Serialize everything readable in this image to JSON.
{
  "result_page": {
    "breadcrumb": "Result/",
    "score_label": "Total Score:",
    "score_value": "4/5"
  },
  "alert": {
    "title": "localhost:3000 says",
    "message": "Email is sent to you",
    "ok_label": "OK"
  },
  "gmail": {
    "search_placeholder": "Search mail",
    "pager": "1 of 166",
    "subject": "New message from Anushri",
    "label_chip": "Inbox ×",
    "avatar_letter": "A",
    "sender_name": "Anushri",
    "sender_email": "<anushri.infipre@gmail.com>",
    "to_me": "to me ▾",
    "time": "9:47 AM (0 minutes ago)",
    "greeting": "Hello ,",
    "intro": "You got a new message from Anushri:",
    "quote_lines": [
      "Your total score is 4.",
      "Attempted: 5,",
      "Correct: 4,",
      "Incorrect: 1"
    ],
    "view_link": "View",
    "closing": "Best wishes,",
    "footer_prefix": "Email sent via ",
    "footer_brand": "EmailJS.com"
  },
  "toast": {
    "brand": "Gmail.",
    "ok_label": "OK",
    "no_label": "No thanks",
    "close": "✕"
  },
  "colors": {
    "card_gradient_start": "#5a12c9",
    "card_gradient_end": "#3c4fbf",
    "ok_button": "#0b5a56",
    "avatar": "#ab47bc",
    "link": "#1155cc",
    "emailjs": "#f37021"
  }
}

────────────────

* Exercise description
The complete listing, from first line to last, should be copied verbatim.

* Task result
Serialize everything readable in this image to JSON.
{
  "result_page": {
    "breadcrumb": "Result/",
    "score_label": "Total Score:",
    "score_value": "4/5"
  },
  "alert": {
    "title": "localhost:3000 says",
    "message": "Email is sent to you",
    "ok_label": "OK"
  },
  "gmail": {
    "search_placeholder": "Search mail",
    "pager": "1 of 166",
    "subject": "New message from Anushri",
    "label_chip": "Inbox ×",
    "avatar_letter": "A",
    "sender_name": "Anushri",
    "sender_email": "<anushri.infipre@gmail.com>",
    "to_me": "to me ▾",
    "time": "9:47 AM (0 minutes ago)",
    "greeting": "Hello ,",
    "intro": "You got a new message from Anushri:",
    "quote_lines": [
      "Your total score is 4.",
      "Attempted: 5,",
      "Correct: 4,",
      "Incorrect: 1"
    ],
    "view_link": "View",
    "closing": "Best wishes,",
    "footer_prefix": "Email sent via ",
    "footer_brand": "EmailJS.com"
  },
  "toast": {
    "brand": "Gmail.",
    "ok_label": "OK",
    "no_label": "No thanks",
    "close": "✕"
  },
  "colors": {
    "card_gradient_start": "#5a12c9",
    "card_gradient_end": "#3c4fbf",
    "ok_button": "#0b5a56",
    "avatar": "#ab47bc",
    "link": "#1155cc",
    "emailjs": "#f37021"
  }
}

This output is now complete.